[Web page and app entries]
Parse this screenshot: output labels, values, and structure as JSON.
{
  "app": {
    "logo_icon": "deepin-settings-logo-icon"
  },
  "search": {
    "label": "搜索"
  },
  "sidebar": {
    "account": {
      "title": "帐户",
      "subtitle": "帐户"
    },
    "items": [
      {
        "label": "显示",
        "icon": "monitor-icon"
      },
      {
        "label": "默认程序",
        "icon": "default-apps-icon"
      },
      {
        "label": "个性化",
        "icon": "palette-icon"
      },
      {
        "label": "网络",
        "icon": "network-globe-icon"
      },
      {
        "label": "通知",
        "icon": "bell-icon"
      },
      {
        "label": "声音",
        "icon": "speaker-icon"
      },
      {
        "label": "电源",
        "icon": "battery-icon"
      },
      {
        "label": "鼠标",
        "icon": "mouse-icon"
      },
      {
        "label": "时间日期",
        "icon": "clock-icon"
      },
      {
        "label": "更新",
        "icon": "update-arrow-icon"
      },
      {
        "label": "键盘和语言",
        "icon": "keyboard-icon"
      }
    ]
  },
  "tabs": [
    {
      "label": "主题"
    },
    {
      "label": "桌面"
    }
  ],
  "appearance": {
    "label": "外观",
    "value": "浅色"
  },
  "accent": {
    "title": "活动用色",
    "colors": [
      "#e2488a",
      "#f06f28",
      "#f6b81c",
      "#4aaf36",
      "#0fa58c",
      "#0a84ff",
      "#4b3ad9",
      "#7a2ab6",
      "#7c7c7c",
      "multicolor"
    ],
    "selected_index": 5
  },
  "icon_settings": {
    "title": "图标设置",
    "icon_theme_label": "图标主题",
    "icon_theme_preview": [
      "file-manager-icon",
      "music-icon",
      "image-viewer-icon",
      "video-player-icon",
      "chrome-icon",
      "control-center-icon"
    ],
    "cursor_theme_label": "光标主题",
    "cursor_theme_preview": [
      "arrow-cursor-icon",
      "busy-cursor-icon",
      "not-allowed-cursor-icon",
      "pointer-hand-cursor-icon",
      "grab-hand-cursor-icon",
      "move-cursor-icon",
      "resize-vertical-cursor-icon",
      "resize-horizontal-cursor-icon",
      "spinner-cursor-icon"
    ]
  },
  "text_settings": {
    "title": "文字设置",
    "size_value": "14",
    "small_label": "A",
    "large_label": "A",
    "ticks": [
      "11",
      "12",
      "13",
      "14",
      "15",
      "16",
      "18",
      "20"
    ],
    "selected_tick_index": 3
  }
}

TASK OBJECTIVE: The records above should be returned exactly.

EXERCISE SOLUTION:
Parse this screenshot: output labels, values, and structure as JSON.
{
  "app": {
    "logo_icon": "deepin-settings-logo-icon"
  },
  "search": {
    "label": "搜索"
  },
  "sidebar": {
    "account": {
      "title": "帐户",
      "subtitle": "帐户"
    },
    "items": [
      {
        "label": "显示",
        "icon": "monitor-icon"
      },
      {
        "label": "默认程序",
        "icon": "default-apps-icon"
      },
      {
        "label": "个性化",
        "icon": "palette-icon"
      },
      {
        "label": "网络",
        "icon": "network-globe-icon"
      },
      {
        "label": "通知",
        "icon": "bell-icon"
      },
      {
        "label": "声音",
        "icon": "speaker-icon"
      },
      {
        "label": "电源",
        "icon": "battery-icon"
      },
      {
        "label": "鼠标",
        "icon": "mouse-icon"
      },
      {
        "label": "时间日期",
        "icon": "clock-icon"
      },
      {
        "label": "更新",
        "icon": "update-arrow-icon"
      },
      {
        "label": "键盘和语言",
        "icon": "keyboard-icon"
      }
    ]
  },
  "tabs": [
    {
      "label": "主题"
    },
    {
      "label": "桌面"
    }
  ],
  "appearance": {
    "label": "外观",
    "value": "浅色"
  },
  "accent": {
    "title": "活动用色",
    "colors": [
      "#e2488a",
      "#f06f28",
      "#f6b81c",
      "#4aaf36",
      "#0fa58c",
      "#0a84ff",
      "#4b3ad9",
      "#7a2ab6",
      "#7c7c7c",
      "multicolor"
    ],
    "selected_index": 5
  },
  "icon_settings": {
    "title": "图标设置",
    "icon_theme_label": "图标主题",
    "icon_theme_preview": [
      "file-manager-icon",
      "music-icon",
      "image-viewer-icon",
      "video-player-icon",
      "chrome-icon",
      "control-center-icon"
    ],
    "cursor_theme_label": "光标主题",
    "cursor_theme_preview": [
      "arrow-cursor-icon",
      "busy-cursor-icon",
      "not-allowed-cursor-icon",
      "pointer-hand-cursor-icon",
      "grab-hand-cursor-icon",
      "move-cursor-icon",
      "resize-vertical-cursor-icon",
      "resize-horizontal-cursor-icon",
      "spinner-cursor-icon"
    ]
  },
  "text_settings": {
    "title": "文字设置",
    "size_value": "14",
    "small_label": "A",
    "large_label": "A",
    "ticks": [
      "11",
      "12",
      "13",
      "14",
      "15",
      "16",
      "18",
      "20"
    ],
    "selected_tick_index": 3
  }
}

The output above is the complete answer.